- **RECORD EXCERPTS**
↓↓↓

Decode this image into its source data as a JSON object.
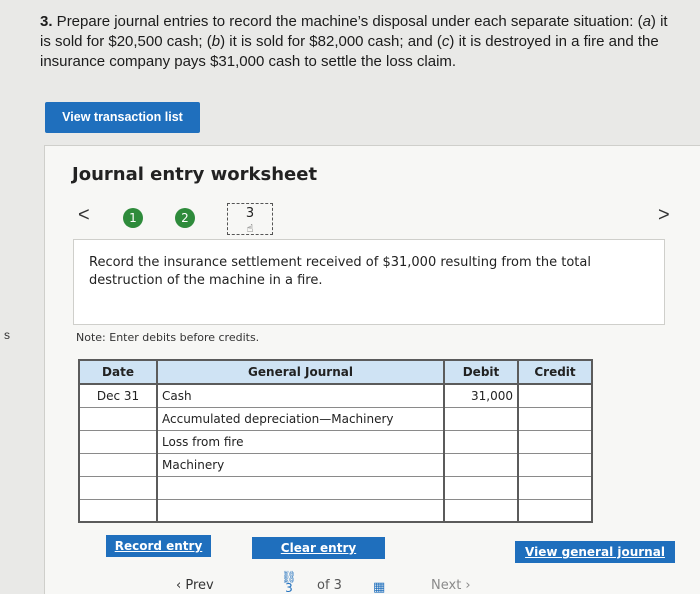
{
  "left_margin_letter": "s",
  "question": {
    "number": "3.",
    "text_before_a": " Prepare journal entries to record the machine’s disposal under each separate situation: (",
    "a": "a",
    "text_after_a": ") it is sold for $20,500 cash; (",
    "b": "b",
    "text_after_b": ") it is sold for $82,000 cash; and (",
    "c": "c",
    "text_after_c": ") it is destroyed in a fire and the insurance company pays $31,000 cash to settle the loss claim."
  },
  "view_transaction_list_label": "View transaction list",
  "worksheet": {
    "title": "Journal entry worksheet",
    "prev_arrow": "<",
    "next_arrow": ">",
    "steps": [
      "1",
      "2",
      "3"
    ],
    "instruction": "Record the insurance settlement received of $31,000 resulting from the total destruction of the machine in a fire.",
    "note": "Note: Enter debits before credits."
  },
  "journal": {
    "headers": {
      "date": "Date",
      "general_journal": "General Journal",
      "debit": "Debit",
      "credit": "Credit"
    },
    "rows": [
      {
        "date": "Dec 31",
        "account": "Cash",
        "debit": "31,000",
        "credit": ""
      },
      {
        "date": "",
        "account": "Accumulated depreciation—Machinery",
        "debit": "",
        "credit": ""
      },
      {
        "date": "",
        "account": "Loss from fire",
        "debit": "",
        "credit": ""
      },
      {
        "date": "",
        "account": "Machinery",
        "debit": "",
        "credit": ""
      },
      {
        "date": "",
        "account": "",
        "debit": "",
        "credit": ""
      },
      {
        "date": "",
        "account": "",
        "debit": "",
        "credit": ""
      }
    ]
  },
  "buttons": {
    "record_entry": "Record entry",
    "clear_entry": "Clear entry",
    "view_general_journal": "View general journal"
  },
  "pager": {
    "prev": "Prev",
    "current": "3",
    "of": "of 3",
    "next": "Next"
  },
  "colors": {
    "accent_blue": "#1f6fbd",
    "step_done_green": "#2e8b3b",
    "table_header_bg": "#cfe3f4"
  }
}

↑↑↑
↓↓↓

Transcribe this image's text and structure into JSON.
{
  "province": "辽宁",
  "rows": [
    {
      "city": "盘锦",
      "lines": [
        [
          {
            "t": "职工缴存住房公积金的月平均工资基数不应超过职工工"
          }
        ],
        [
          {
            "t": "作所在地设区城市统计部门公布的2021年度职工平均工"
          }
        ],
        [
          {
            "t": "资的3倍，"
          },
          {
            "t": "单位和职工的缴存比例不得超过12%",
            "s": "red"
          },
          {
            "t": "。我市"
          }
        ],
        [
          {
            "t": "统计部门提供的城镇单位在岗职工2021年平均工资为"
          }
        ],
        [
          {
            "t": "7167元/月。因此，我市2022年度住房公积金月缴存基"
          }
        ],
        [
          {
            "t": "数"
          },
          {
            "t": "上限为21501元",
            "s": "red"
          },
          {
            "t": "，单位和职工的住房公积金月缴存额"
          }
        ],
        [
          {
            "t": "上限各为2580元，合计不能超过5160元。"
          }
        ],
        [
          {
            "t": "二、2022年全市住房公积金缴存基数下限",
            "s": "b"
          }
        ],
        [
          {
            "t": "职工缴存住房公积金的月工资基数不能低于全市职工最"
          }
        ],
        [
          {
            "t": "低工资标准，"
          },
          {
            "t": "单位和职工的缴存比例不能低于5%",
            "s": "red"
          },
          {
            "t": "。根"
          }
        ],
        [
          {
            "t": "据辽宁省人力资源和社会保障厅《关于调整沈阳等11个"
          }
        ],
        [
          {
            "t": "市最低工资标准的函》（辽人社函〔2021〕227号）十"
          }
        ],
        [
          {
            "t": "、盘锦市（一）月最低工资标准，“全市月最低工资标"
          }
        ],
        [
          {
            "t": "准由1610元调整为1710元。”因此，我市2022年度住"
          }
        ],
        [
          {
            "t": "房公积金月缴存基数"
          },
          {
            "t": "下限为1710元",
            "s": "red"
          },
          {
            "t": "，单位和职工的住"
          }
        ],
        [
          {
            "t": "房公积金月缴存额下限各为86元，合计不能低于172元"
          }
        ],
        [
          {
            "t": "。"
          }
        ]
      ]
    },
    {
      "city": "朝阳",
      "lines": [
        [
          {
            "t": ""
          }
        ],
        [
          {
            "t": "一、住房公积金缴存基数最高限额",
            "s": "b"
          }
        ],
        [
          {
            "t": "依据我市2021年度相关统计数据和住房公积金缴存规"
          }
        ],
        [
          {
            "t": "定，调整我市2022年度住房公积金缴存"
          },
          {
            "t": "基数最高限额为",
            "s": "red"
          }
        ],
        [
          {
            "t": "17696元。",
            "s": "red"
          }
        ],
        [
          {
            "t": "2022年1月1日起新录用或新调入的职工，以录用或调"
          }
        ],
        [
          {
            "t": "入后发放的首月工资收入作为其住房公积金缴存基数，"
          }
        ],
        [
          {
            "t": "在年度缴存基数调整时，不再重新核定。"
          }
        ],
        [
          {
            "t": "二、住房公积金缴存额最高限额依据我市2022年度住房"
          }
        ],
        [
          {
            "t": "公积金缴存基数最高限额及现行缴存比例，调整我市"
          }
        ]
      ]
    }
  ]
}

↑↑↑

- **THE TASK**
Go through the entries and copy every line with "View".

- **TASK RESULT**
  "view_transaction_list_label": "View transaction list",
    "view_general_journal": "View general journal"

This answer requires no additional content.